ASSIGNMENT: Without the pictures, output the records below exactly as they are.

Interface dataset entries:
══════════

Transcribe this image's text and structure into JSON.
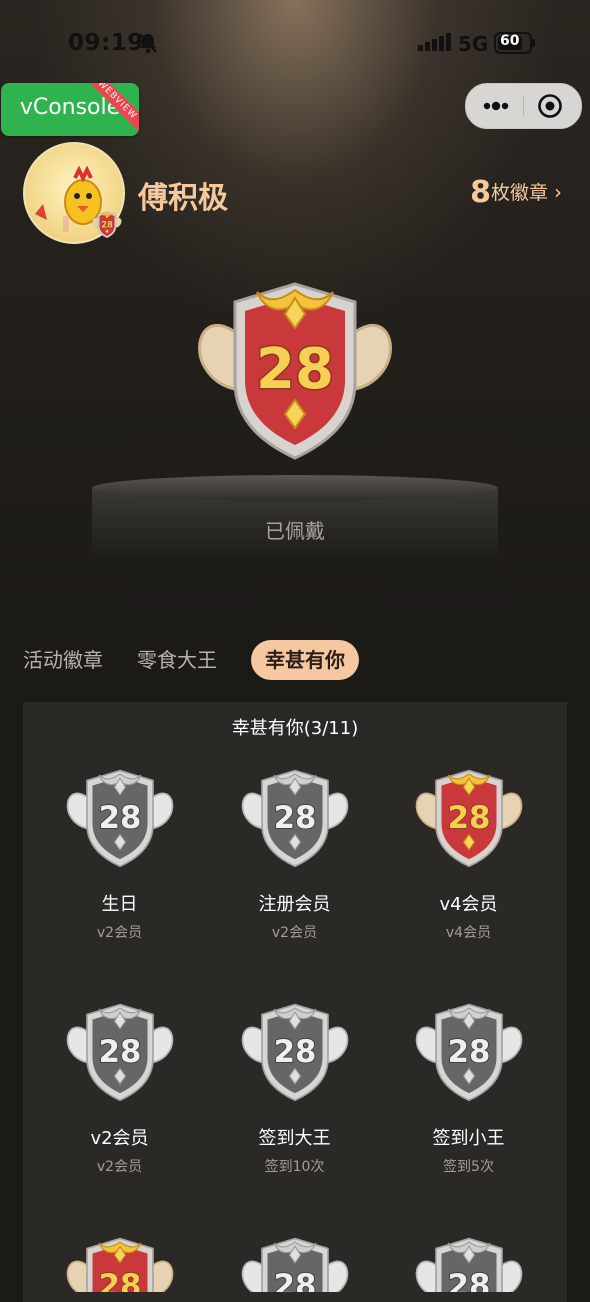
{
  "status_bar": {
    "time": "09:19",
    "network": "5G",
    "battery": "60"
  },
  "vconsole": {
    "label": "vConsole",
    "ribbon": "WEBVIEW"
  },
  "profile": {
    "name": "傅积极",
    "avatar_level": "28",
    "badge_count": "8",
    "badge_label": "枚徽章",
    "chevron": "›"
  },
  "hero": {
    "level": "28",
    "status": "已佩戴"
  },
  "tabs": [
    {
      "label": "活动徽章",
      "active": false
    },
    {
      "label": "零食大王",
      "active": false
    },
    {
      "label": "幸甚有你",
      "active": true
    }
  ],
  "section": {
    "title": "幸甚有你(3/11)",
    "badges": [
      {
        "name": "生日",
        "sub": "v2会员",
        "level": "28",
        "earned": false
      },
      {
        "name": "注册会员",
        "sub": "v2会员",
        "level": "28",
        "earned": false
      },
      {
        "name": "v4会员",
        "sub": "v4会员",
        "level": "28",
        "earned": true
      },
      {
        "name": "v2会员",
        "sub": "v2会员",
        "level": "28",
        "earned": false
      },
      {
        "name": "签到大王",
        "sub": "签到10次",
        "level": "28",
        "earned": false
      },
      {
        "name": "签到小王",
        "sub": "签到5次",
        "level": "28",
        "earned": false
      }
    ],
    "partial_row": [
      {
        "earned": true
      },
      {
        "earned": false
      },
      {
        "earned": false
      }
    ]
  },
  "colors": {
    "accent": "#f6c8a2",
    "gold_text": "#f5c99c",
    "vconsole_green": "#2fb34e",
    "ribbon_red": "#e8474f",
    "panel_bg": "#2b2925",
    "earned_red": "#c9383b",
    "locked_gray": "#6a6a6a"
  }
}
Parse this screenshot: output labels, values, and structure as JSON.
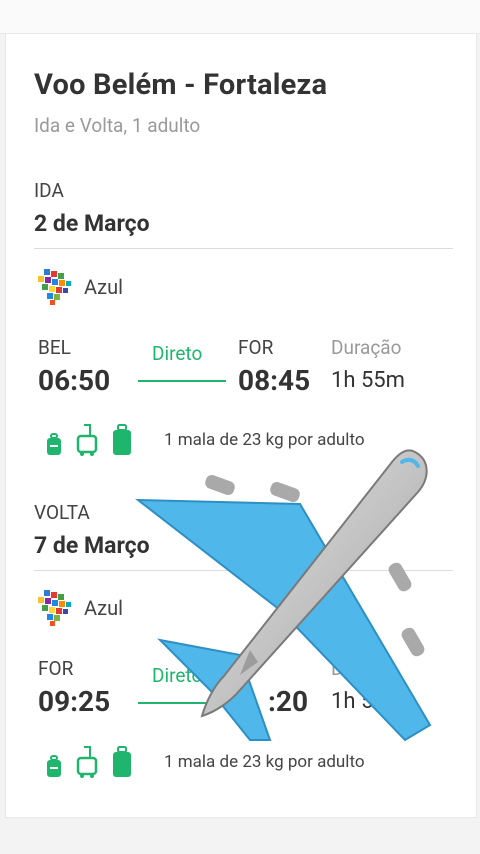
{
  "flight": {
    "title": "Voo Belém - Fortaleza",
    "subtitle": "Ida e Volta, 1 adulto"
  },
  "segments": [
    {
      "label": "IDA",
      "date": "2 de Março",
      "airline": "Azul",
      "origin_code": "BEL",
      "origin_time": "06:50",
      "stops": "Direto",
      "destination_code": "FOR",
      "destination_time": "08:45",
      "duration_label": "Duração",
      "duration": "1h 55m",
      "baggage": "1 mala de 23 kg por adulto"
    },
    {
      "label": "VOLTA",
      "date": "7 de Março",
      "airline": "Azul",
      "origin_code": "FOR",
      "origin_time": "09:25",
      "stops": "Direto",
      "destination_code": "",
      "destination_time": ":20",
      "duration_label": "Dur",
      "duration": "1h 55",
      "baggage": "1 mala de 23 kg por adulto"
    }
  ],
  "icons": {
    "airline_logo": "azul-logo-icon",
    "small_bag": "backpack-icon",
    "medium_bag": "carry-on-icon",
    "large_bag": "suitcase-icon",
    "overlay": "airplane-emoji-icon"
  },
  "colors": {
    "accent_green": "#1fb56d",
    "text_dark": "#333333",
    "text_muted": "#9a9a9a",
    "plane_blue": "#4fb7ea"
  }
}
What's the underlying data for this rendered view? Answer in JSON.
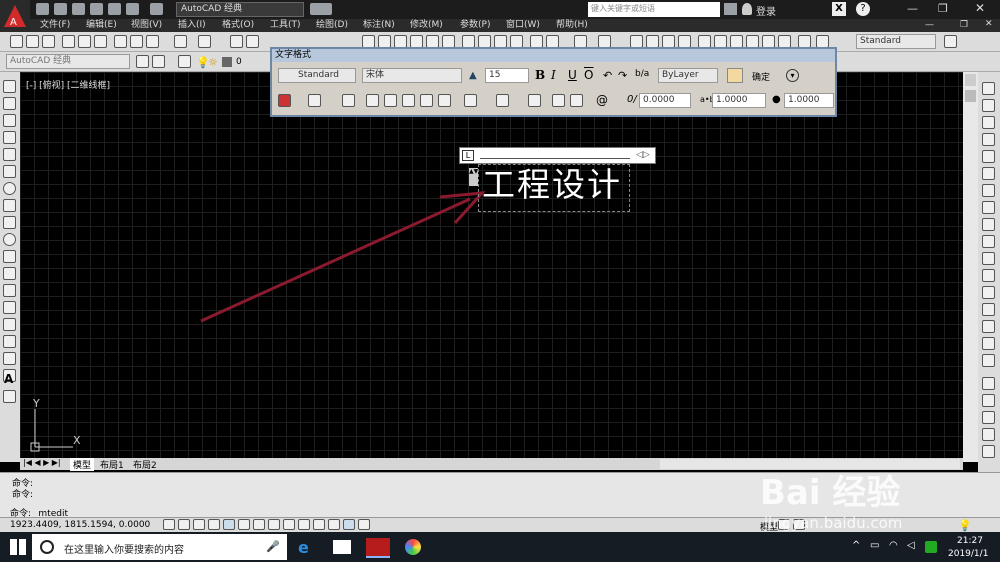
{
  "titlebar": {
    "workspace": "AutoCAD 经典",
    "search_placeholder": "键入关键字或短语",
    "login": "登录"
  },
  "menu": [
    "文件(F)",
    "编辑(E)",
    "视图(V)",
    "插入(I)",
    "格式(O)",
    "工具(T)",
    "绘图(D)",
    "标注(N)",
    "修改(M)",
    "参数(P)",
    "窗口(W)",
    "帮助(H)"
  ],
  "toolbar": {
    "workspace_combo": "AutoCAD 经典",
    "text_style": "Standard",
    "layer_value": "0"
  },
  "text_formatting": {
    "title": "文字格式",
    "style": "Standard",
    "font": "宋体",
    "height": "15",
    "color": "ByLayer",
    "ok_label": "确定",
    "oblique": "0.0000",
    "tracking": "1.0000",
    "width_factor": "1.0000"
  },
  "canvas": {
    "view_label": "[-] [俯视] [二维线框]",
    "mtext": "工程设计",
    "axis_y": "Y",
    "axis_x": "X",
    "arrow_color": "#8b1a2e"
  },
  "layout_tabs": [
    "模型",
    "布局1",
    "布局2"
  ],
  "command": {
    "lines": [
      "命令:",
      "命令:"
    ],
    "prompt": "命令:  _mtedit"
  },
  "status": {
    "coords": "1923.4409,  1815.1594,  0.0000",
    "model_label": "模型"
  },
  "taskbar": {
    "search_placeholder": "在这里输入你要搜索的内容",
    "time": "21:27",
    "date": "2019/1/1"
  },
  "watermark": {
    "brand": "Bai 经验",
    "url": "jingyan.baidu.com"
  }
}
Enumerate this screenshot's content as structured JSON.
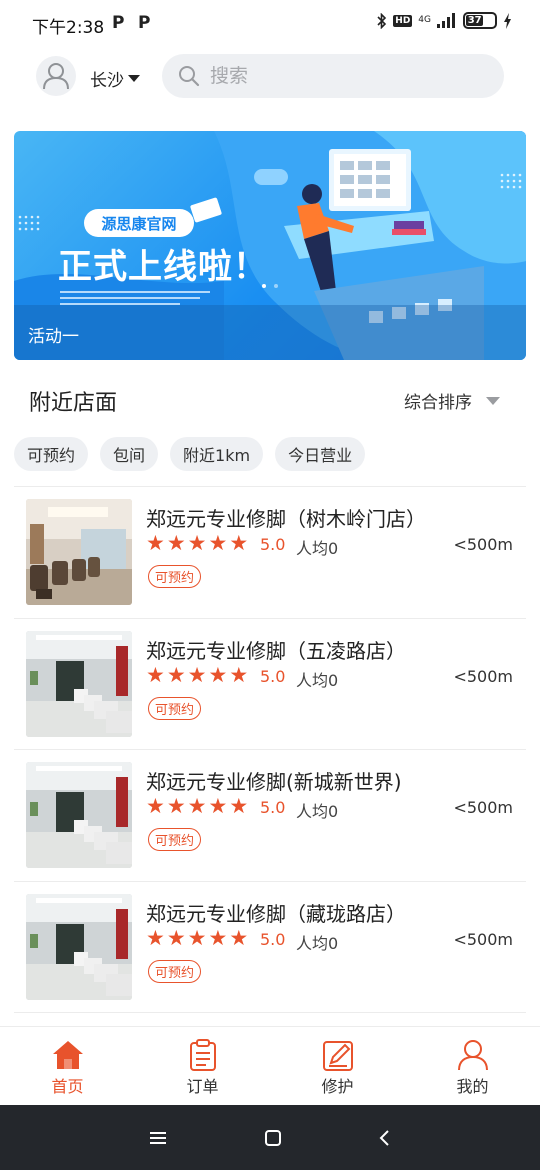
{
  "status_bar": {
    "time": "下午2:38",
    "app_icons": [
      "P",
      "P"
    ],
    "network": "4G",
    "hd": "HD",
    "battery": "37"
  },
  "header": {
    "city": "长沙",
    "search_placeholder": "搜索"
  },
  "banner": {
    "chip_text": "源思康官网",
    "headline": "正式上线啦！",
    "caption": "活动一"
  },
  "nearby": {
    "title": "附近店面",
    "sort_label": "综合排序",
    "filters": [
      "可预约",
      "包间",
      "附近1km",
      "今日营业"
    ]
  },
  "shops": [
    {
      "name": "郑远元专业修脚（树木岭门店）",
      "rating": "5.0",
      "stars": 5,
      "avg": "人均0",
      "distance": "<500m",
      "tag": "可预约"
    },
    {
      "name": "郑远元专业修脚（五凌路店）",
      "rating": "5.0",
      "stars": 5,
      "avg": "人均0",
      "distance": "<500m",
      "tag": "可预约"
    },
    {
      "name": "郑远元专业修脚(新城新世界)",
      "rating": "5.0",
      "stars": 5,
      "avg": "人均0",
      "distance": "<500m",
      "tag": "可预约"
    },
    {
      "name": "郑远元专业修脚（藏珑路店）",
      "rating": "5.0",
      "stars": 5,
      "avg": "人均0",
      "distance": "<500m",
      "tag": "可预约"
    }
  ],
  "tabbar": {
    "tabs": [
      {
        "label": "首页",
        "icon": "home-icon",
        "active": true
      },
      {
        "label": "订单",
        "icon": "clipboard-icon",
        "active": false
      },
      {
        "label": "修护",
        "icon": "edit-icon",
        "active": false
      },
      {
        "label": "我的",
        "icon": "person-icon",
        "active": false
      }
    ]
  },
  "colors": {
    "accent": "#e8532c",
    "banner_blue": "#1a8ff2",
    "chip_bg": "#eef0f3",
    "system_nav": "#24272c"
  }
}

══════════

RESULT FOR THIS TASK:
Transcribe this image's text and structure into JSON.
{
  "status_bar": {
    "time": "09:19",
    "network": "5G",
    "battery": "60"
  },
  "vconsole": {
    "label": "vConsole",
    "ribbon": "WEBVIEW"
  },
  "profile": {
    "name": "傅积极",
    "avatar_level": "28",
    "badge_count": "8",
    "badge_label": "枚徽章",
    "chevron": "›"
  },
  "hero": {
    "level": "28",
    "status": "已佩戴"
  },
  "tabs": [
    {
      "label": "活动徽章",
      "active": false
    },
    {
      "label": "零食大王",
      "active": false
    },
    {
      "label": "幸甚有你",
      "active": true
    }
  ],
  "section": {
    "title": "幸甚有你(3/11)",
    "badges": [
      {
        "name": "生日",
        "sub": "v2会员",
        "level": "28",
        "earned": false
      },
      {
        "name": "注册会员",
        "sub": "v2会员",
        "level": "28",
        "earned": false
      },
      {
        "name": "v4会员",
        "sub": "v4会员",
        "level": "28",
        "earned": true
      },
      {
        "name": "v2会员",
        "sub": "v2会员",
        "level": "28",
        "earned": false
      },
      {
        "name": "签到大王",
        "sub": "签到10次",
        "level": "28",
        "earned": false
      },
      {
        "name": "签到小王",
        "sub": "签到5次",
        "level": "28",
        "earned": false
      }
    ],
    "partial_row": [
      {
        "earned": true
      },
      {
        "earned": false
      },
      {
        "earned": false
      }
    ]
  },
  "colors": {
    "accent": "#f6c8a2",
    "gold_text": "#f5c99c",
    "vconsole_green": "#2fb34e",
    "ribbon_red": "#e8474f",
    "panel_bg": "#2b2925",
    "earned_red": "#c9383b",
    "locked_gray": "#6a6a6a"
  }
}
Parse this screenshot: output labels, values, and structure as JSON.
{
  "flight": {
    "title": "Voo Belém - Fortaleza",
    "subtitle": "Ida e Volta, 1 adulto"
  },
  "segments": [
    {
      "label": "IDA",
      "date": "2 de Março",
      "airline": "Azul",
      "origin_code": "BEL",
      "origin_time": "06:50",
      "stops": "Direto",
      "destination_code": "FOR",
      "destination_time": "08:45",
      "duration_label": "Duração",
      "duration": "1h 55m",
      "baggage": "1 mala de 23 kg por adulto"
    },
    {
      "label": "VOLTA",
      "date": "7 de Março",
      "airline": "Azul",
      "origin_code": "FOR",
      "origin_time": "09:25",
      "stops": "Direto",
      "destination_code": "",
      "destination_time": ":20",
      "duration_label": "Dur",
      "duration": "1h 55",
      "baggage": "1 mala de 23 kg por adulto"
    }
  ],
  "icons": {
    "airline_logo": "azul-logo-icon",
    "small_bag": "backpack-icon",
    "medium_bag": "carry-on-icon",
    "large_bag": "suitcase-icon",
    "overlay": "airplane-emoji-icon"
  },
  "colors": {
    "accent_green": "#1fb56d",
    "text_dark": "#333333",
    "text_muted": "#9a9a9a",
    "plane_blue": "#4fb7ea"
  }
}
What's the underlying data for this rendered view? Answer in JSON.
{
  "titlebar": {
    "workspace": "AutoCAD 经典",
    "search_placeholder": "键入关键字或短语",
    "login": "登录"
  },
  "menu": [
    "文件(F)",
    "编辑(E)",
    "视图(V)",
    "插入(I)",
    "格式(O)",
    "工具(T)",
    "绘图(D)",
    "标注(N)",
    "修改(M)",
    "参数(P)",
    "窗口(W)",
    "帮助(H)"
  ],
  "toolbar": {
    "workspace_combo": "AutoCAD 经典",
    "text_style": "Standard",
    "layer_value": "0"
  },
  "text_formatting": {
    "title": "文字格式",
    "style": "Standard",
    "font": "宋体",
    "height": "15",
    "color": "ByLayer",
    "ok_label": "确定",
    "oblique": "0.0000",
    "tracking": "1.0000",
    "width_factor": "1.0000"
  },
  "canvas": {
    "view_label": "[-] [俯视] [二维线框]",
    "mtext": "工程设计",
    "axis_y": "Y",
    "axis_x": "X",
    "arrow_color": "#8b1a2e"
  },
  "layout_tabs": [
    "模型",
    "布局1",
    "布局2"
  ],
  "command": {
    "lines": [
      "命令:",
      "命令:"
    ],
    "prompt": "命令:  _mtedit"
  },
  "status": {
    "coords": "1923.4409,  1815.1594,  0.0000",
    "model_label": "模型"
  },
  "taskbar": {
    "search_placeholder": "在这里输入你要搜索的内容",
    "time": "21:27",
    "date": "2019/1/1"
  },
  "watermark": {
    "brand": "Bai 经验",
    "url": "jingyan.baidu.com"
  }
}
Enumerate this screenshot's content as structured JSON.
{
  "status_bar": {
    "time": "下午2:38",
    "app_icons": [
      "P",
      "P"
    ],
    "network": "4G",
    "hd": "HD",
    "battery": "37"
  },
  "header": {
    "city": "长沙",
    "search_placeholder": "搜索"
  },
  "banner": {
    "chip_text": "源思康官网",
    "headline": "正式上线啦！",
    "caption": "活动一"
  },
  "nearby": {
    "title": "附近店面",
    "sort_label": "综合排序",
    "filters": [
      "可预约",
      "包间",
      "附近1km",
      "今日营业"
    ]
  },
  "shops": [
    {
      "name": "郑远元专业修脚（树木岭门店）",
      "rating": "5.0",
      "stars": 5,
      "avg": "人均0",
      "distance": "<500m",
      "tag": "可预约"
    },
    {
      "name": "郑远元专业修脚（五凌路店）",
      "rating": "5.0",
      "stars": 5,
      "avg": "人均0",
      "distance": "<500m",
      "tag": "可预约"
    },
    {
      "name": "郑远元专业修脚(新城新世界)",
      "rating": "5.0",
      "stars": 5,
      "avg": "人均0",
      "distance": "<500m",
      "tag": "可预约"
    },
    {
      "name": "郑远元专业修脚（藏珑路店）",
      "rating": "5.0",
      "stars": 5,
      "avg": "人均0",
      "distance": "<500m",
      "tag": "可预约"
    }
  ],
  "tabbar": {
    "tabs": [
      {
        "label": "首页",
        "icon": "home-icon",
        "active": true
      },
      {
        "label": "订单",
        "icon": "clipboard-icon",
        "active": false
      },
      {
        "label": "修护",
        "icon": "edit-icon",
        "active": false
      },
      {
        "label": "我的",
        "icon": "person-icon",
        "active": false
      }
    ]
  },
  "colors": {
    "accent": "#e8532c",
    "banner_blue": "#1a8ff2",
    "chip_bg": "#eef0f3",
    "system_nav": "#24272c"
  }
}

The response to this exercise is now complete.